RECORDED INFORMATION:
* * *

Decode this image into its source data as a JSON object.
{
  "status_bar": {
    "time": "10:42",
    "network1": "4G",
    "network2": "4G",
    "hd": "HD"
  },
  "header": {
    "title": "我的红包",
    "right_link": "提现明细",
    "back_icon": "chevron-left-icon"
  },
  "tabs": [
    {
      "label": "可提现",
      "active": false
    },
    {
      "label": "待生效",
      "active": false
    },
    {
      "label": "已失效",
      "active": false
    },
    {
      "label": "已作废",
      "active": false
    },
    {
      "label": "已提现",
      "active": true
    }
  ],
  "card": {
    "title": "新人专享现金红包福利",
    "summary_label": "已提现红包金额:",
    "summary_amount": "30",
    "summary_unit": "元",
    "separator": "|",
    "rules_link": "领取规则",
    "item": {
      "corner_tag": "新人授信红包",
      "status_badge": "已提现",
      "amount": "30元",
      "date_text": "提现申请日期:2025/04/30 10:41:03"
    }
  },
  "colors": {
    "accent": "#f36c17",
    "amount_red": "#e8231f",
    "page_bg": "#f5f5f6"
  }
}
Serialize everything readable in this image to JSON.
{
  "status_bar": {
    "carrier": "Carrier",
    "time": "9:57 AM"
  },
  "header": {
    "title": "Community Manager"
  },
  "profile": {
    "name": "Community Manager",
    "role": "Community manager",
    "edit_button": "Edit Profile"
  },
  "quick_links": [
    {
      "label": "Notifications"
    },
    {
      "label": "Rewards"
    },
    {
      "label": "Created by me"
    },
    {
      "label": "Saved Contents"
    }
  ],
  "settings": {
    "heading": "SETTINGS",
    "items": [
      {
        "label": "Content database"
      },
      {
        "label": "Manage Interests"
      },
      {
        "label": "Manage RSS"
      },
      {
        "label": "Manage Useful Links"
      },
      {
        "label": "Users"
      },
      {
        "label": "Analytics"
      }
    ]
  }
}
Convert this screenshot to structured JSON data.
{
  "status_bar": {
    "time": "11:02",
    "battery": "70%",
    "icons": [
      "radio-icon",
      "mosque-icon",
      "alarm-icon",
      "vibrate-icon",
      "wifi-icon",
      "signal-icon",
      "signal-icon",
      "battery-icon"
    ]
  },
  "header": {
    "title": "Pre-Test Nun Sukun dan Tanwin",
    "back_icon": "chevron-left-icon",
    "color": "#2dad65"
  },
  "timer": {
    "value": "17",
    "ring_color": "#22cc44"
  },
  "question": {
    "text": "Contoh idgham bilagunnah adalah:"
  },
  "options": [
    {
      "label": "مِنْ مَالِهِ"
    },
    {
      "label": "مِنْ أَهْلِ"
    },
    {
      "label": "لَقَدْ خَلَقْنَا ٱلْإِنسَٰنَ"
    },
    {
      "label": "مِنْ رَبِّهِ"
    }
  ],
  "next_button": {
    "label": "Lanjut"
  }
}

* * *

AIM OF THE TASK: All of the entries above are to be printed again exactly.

SOLUTION FOR THIS TASK:
Decode this image into its source data as a JSON object.
{
  "status_bar": {
    "time": "10:42",
    "network1": "4G",
    "network2": "4G",
    "hd": "HD"
  },
  "header": {
    "title": "我的红包",
    "right_link": "提现明细",
    "back_icon": "chevron-left-icon"
  },
  "tabs": [
    {
      "label": "可提现",
      "active": false
    },
    {
      "label": "待生效",
      "active": false
    },
    {
      "label": "已失效",
      "active": false
    },
    {
      "label": "已作废",
      "active": false
    },
    {
      "label": "已提现",
      "active": true
    }
  ],
  "card": {
    "title": "新人专享现金红包福利",
    "summary_label": "已提现红包金额:",
    "summary_amount": "30",
    "summary_unit": "元",
    "separator": "|",
    "rules_link": "领取规则",
    "item": {
      "corner_tag": "新人授信红包",
      "status_badge": "已提现",
      "amount": "30元",
      "date_text": "提现申请日期:2025/04/30 10:41:03"
    }
  },
  "colors": {
    "accent": "#f36c17",
    "amount_red": "#e8231f",
    "page_bg": "#f5f5f6"
  }
}
Serialize everything readable in this image to JSON.
{
  "status_bar": {
    "carrier": "Carrier",
    "time": "9:57 AM"
  },
  "header": {
    "title": "Community Manager"
  },
  "profile": {
    "name": "Community Manager",
    "role": "Community manager",
    "edit_button": "Edit Profile"
  },
  "quick_links": [
    {
      "label": "Notifications"
    },
    {
      "label": "Rewards"
    },
    {
      "label": "Created by me"
    },
    {
      "label": "Saved Contents"
    }
  ],
  "settings": {
    "heading": "SETTINGS",
    "items": [
      {
        "label": "Content database"
      },
      {
        "label": "Manage Interests"
      },
      {
        "label": "Manage RSS"
      },
      {
        "label": "Manage Useful Links"
      },
      {
        "label": "Users"
      },
      {
        "label": "Analytics"
      }
    ]
  }
}
Convert this screenshot to structured JSON data.
{
  "status_bar": {
    "time": "11:02",
    "battery": "70%",
    "icons": [
      "radio-icon",
      "mosque-icon",
      "alarm-icon",
      "vibrate-icon",
      "wifi-icon",
      "signal-icon",
      "signal-icon",
      "battery-icon"
    ]
  },
  "header": {
    "title": "Pre-Test Nun Sukun dan Tanwin",
    "back_icon": "chevron-left-icon",
    "color": "#2dad65"
  },
  "timer": {
    "value": "17",
    "ring_color": "#22cc44"
  },
  "question": {
    "text": "Contoh idgham bilagunnah adalah:"
  },
  "options": [
    {
      "label": "مِنْ مَالِهِ"
    },
    {
      "label": "مِنْ أَهْلِ"
    },
    {
      "label": "لَقَدْ خَلَقْنَا ٱلْإِنسَٰنَ"
    },
    {
      "label": "مِنْ رَبِّهِ"
    }
  ],
  "next_button": {
    "label": "Lanjut"
  }
}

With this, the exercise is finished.